  • There’s a touch strip beneath the LCD screen. Gesture up or down from the middle of the strip to bring up the menu.
  • To ‚ÄúCard‚ÄĚ (minimize) a running application, gesture upward or tap on the gesture strip
  • To close an application, throw the card away (up)
  • To delete an application, hold down the keyboard button with a square on it, then tap the icon of the app you want to remove.
  • When you plug a device in,¬†Just Charge is the ideal mode. USB mode is useful for copying files via drag+drop, but you can’t run things while in USB mode

Linkable Libraries

  • -lSDL
  • -lGLES_CM (for OpenGL ES 1.1)
  • -lGLESv2 (for OpenGL ES 2.0)
  • -lSDL_mixer
  • -lpdl (Palm specific calls)

SDL Tips

The following call is required BEFORE setting your graphics mode, yet after initializing SDL


The number represents the OpenGL ES version. 1 for 1.1, 2 for 2.0.

webOS actually supports blending what you do against hardware decoded video. Unfortunately, this feature is on by default. The alpha value in the frame buffer decides weather video will bleed through or not (even if no video is displayed). To disable writing Alpha to the framebuffer, use this call.


Day 2.5: Packaging the App

Time to figure out how to package this into a sellable .. package! ¬†I used Mike’s app and found that we really don’t need all the skeleton stuff palm-generate can generate for you.

You need an appinfo.json file in your distribution folder. It should contain something like this:
“id”: “”,
“version”: “1.9.8”,
“vendor”: “GALCON.COM”,
“type”: “pdk”,
“main”: “galcon”,
“title”: “Galcon”,
“icon”: “icon.png”,
“requiredMemory”: 48

I ssh’d in and used top to figure out my required memory.

And also a framework_config.json containing:
“logLevel”: 99,
“debuggingEnabled”: true,
“timingEnabled”: false,
“logEvents”: false,
“escapeHTMLInTemplates” : true

And lastly, I gotta include icon.png . Palm specifies this:

“Application icons should be 1 in. square, 64 x 64 pixels, encoded as a PNG with 24 bit/pixel RGB and 8 bits alpha.
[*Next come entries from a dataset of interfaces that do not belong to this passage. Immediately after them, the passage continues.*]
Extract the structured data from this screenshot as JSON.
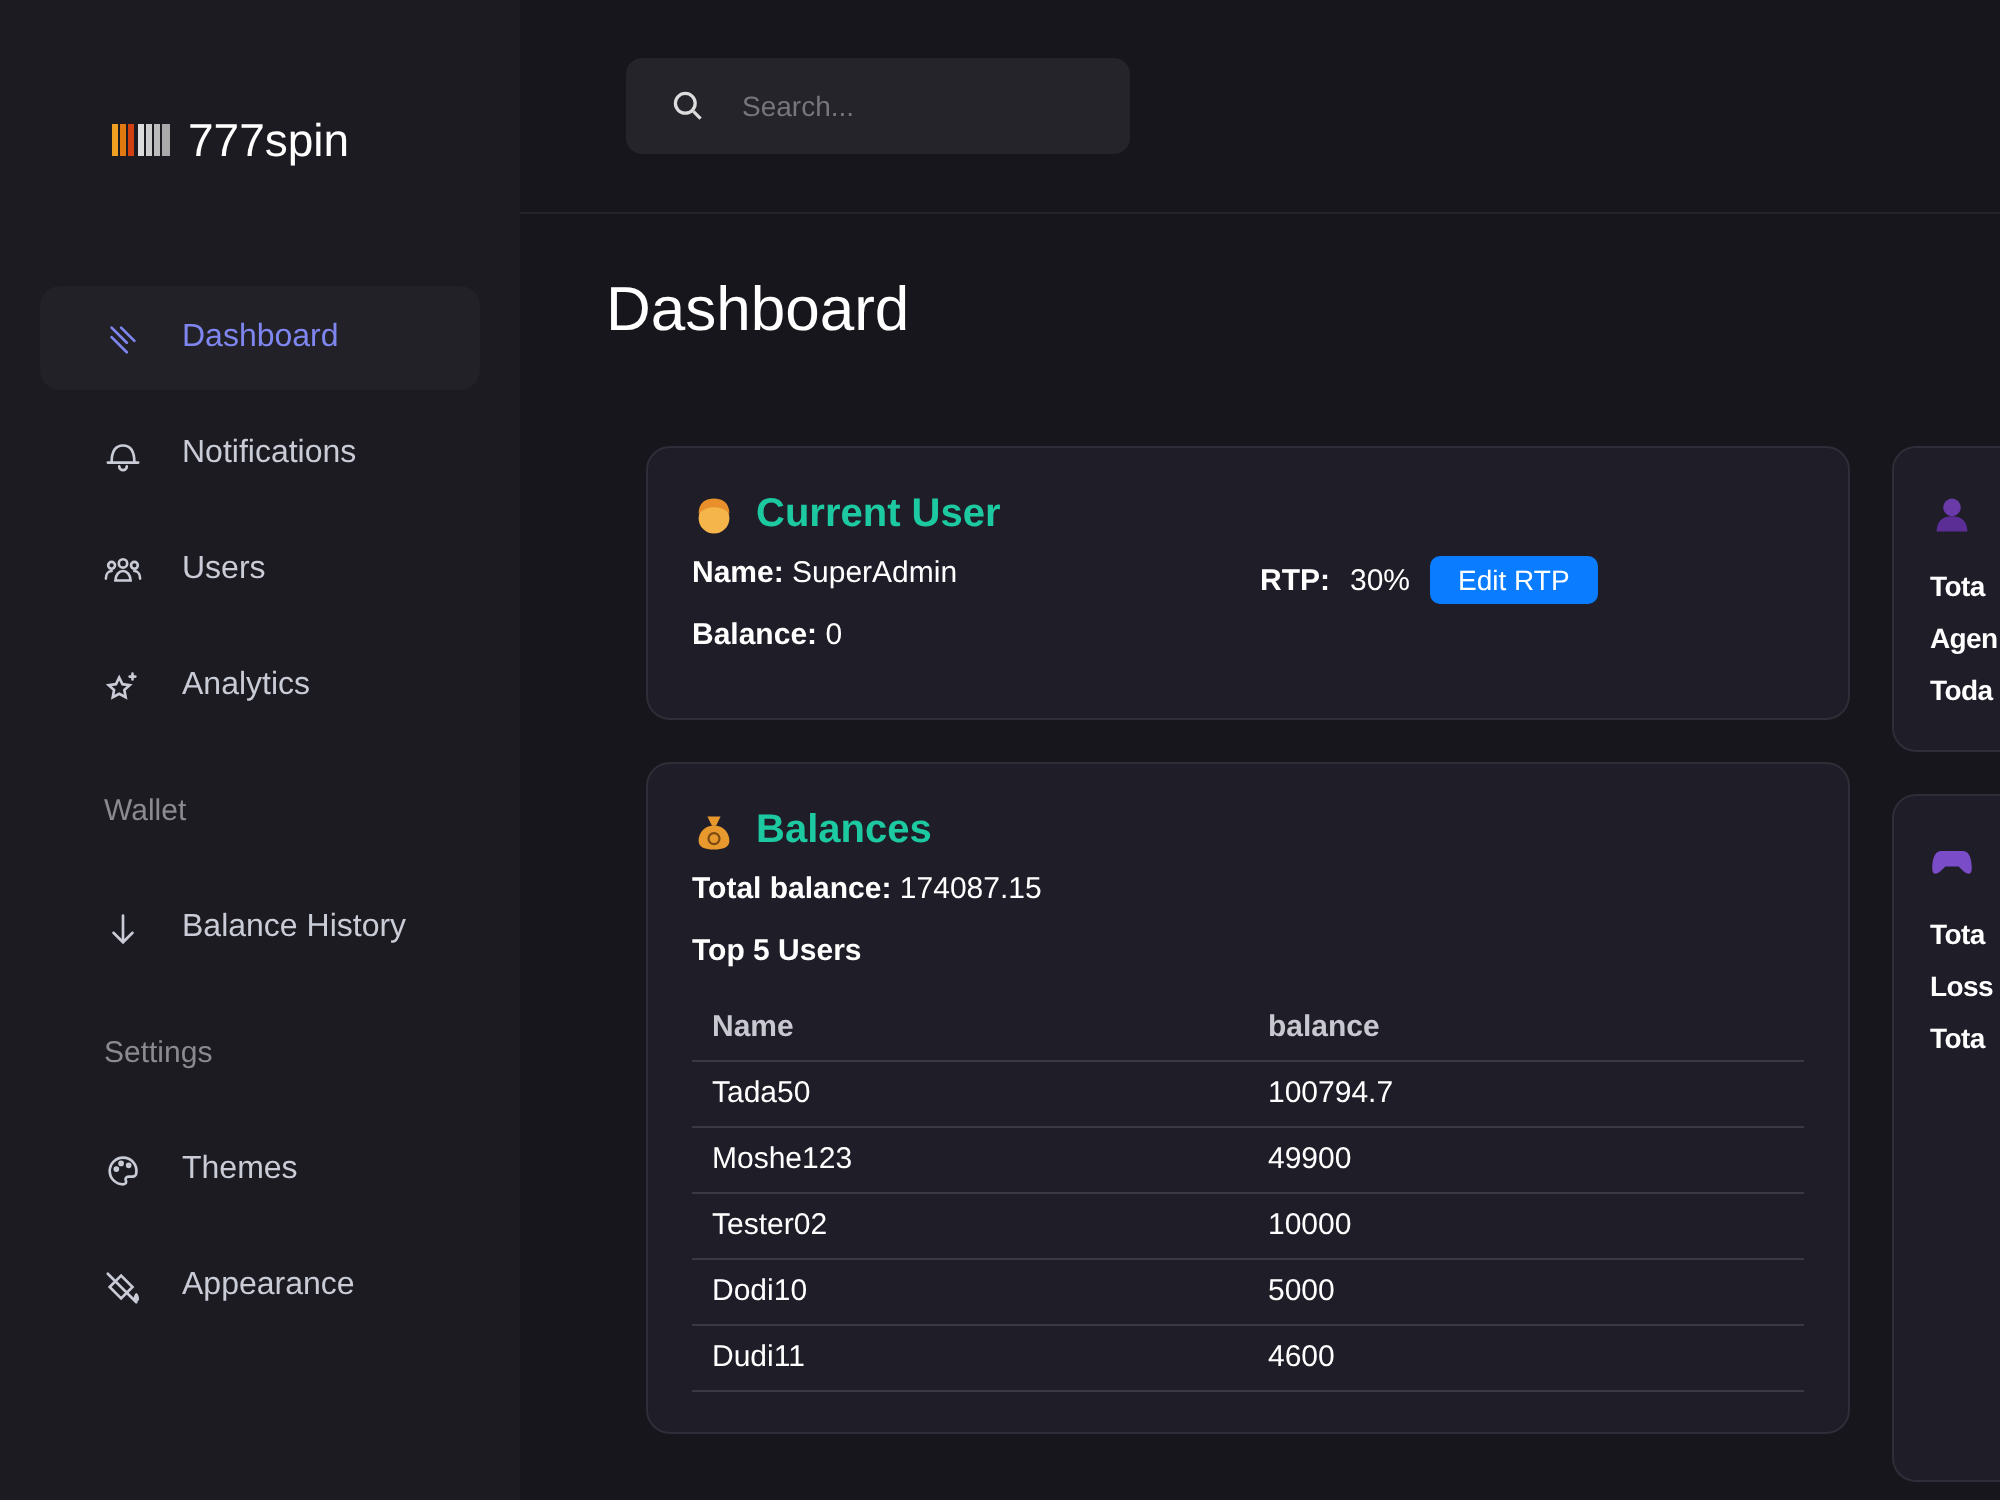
{
  "brand": {
    "name": "777spin"
  },
  "sidebar": {
    "sections": [
      {
        "items": [
          {
            "label": "Dashboard",
            "selected": true
          },
          {
            "label": "Notifications",
            "selected": false
          },
          {
            "label": "Users",
            "selected": false
          },
          {
            "label": "Analytics",
            "selected": false
          }
        ]
      },
      {
        "title": "Wallet",
        "items": [
          {
            "label": "Balance History",
            "selected": false
          }
        ]
      },
      {
        "title": "Settings",
        "items": [
          {
            "label": "Themes",
            "selected": false
          },
          {
            "label": "Appearance",
            "selected": false
          }
        ]
      }
    ]
  },
  "search": {
    "placeholder": "Search..."
  },
  "page_title": "Dashboard",
  "current_user": {
    "title": "Current User",
    "name_label": "Name:",
    "name": "SuperAdmin",
    "balance_label": "Balance:",
    "balance": "0",
    "rtp_label": "RTP:",
    "rtp": "30%",
    "edit_button": "Edit RTP"
  },
  "balances": {
    "title": "Balances",
    "total_label": "Total balance:",
    "total": "174087.15",
    "top_title": "Top 5 Users",
    "columns": [
      "Name",
      "balance"
    ],
    "rows": [
      [
        "Tada50",
        "100794.7"
      ],
      [
        "Moshe123",
        "49900"
      ],
      [
        "Tester02",
        "10000"
      ],
      [
        "Dodi10",
        "5000"
      ],
      [
        "Dudi11",
        "4600"
      ]
    ]
  },
  "side_cards": [
    {
      "lines": [
        "Tota",
        "Agen",
        "Toda"
      ]
    },
    {
      "lines": [
        "Tota",
        "Loss",
        "Tota"
      ]
    }
  ]
}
The icon’s image should be about 56 x 56 pixels within the PNG bounds.”

And lastly create this file: containing:

Then just copy all those files, and the app files into a folder named the same as your app id ( for example)¬†then run palm-package against that folder and you’re done! ¬†Here’s a checklist from Palm that helped me through a few things:
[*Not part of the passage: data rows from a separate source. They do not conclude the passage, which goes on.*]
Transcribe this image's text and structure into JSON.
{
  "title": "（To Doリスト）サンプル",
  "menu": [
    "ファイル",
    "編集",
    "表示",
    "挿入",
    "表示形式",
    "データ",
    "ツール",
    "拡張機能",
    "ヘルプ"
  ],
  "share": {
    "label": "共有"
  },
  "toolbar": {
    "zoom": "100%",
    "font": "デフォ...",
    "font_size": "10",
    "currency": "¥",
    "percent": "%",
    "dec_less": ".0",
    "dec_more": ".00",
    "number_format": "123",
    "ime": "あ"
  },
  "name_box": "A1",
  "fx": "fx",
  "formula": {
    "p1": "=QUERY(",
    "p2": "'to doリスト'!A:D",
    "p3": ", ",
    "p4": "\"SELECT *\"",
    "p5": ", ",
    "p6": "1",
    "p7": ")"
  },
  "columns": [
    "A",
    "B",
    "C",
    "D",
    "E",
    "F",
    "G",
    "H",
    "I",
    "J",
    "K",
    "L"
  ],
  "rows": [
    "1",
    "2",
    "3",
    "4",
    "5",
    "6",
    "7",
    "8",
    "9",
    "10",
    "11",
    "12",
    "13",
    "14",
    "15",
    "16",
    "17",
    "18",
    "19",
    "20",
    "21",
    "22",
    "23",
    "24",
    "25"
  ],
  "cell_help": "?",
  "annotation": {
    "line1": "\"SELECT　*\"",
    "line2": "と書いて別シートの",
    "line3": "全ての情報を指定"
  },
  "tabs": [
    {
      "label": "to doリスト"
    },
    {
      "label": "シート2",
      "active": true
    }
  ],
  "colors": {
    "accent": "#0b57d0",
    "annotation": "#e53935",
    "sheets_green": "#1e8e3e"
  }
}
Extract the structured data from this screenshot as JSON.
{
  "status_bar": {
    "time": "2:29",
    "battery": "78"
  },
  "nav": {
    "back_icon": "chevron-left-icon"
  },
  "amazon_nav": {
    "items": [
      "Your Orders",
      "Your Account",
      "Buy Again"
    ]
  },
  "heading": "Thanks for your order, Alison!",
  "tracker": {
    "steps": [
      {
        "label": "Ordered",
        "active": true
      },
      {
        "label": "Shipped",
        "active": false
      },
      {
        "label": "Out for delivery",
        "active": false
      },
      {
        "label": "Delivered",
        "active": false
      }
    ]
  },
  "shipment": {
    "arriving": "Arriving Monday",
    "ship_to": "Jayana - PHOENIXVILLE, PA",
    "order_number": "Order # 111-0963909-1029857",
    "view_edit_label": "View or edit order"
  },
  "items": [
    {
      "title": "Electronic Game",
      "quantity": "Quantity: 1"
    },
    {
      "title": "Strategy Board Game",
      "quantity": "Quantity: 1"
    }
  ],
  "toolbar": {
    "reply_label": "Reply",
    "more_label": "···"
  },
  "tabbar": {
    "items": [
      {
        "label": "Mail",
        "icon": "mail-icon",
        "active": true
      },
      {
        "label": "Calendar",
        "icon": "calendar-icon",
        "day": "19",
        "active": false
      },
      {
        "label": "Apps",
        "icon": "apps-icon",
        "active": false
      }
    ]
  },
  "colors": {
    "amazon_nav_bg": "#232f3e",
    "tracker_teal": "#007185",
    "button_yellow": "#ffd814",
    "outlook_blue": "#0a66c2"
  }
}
Then you just send that app package off to Palm! Have fun!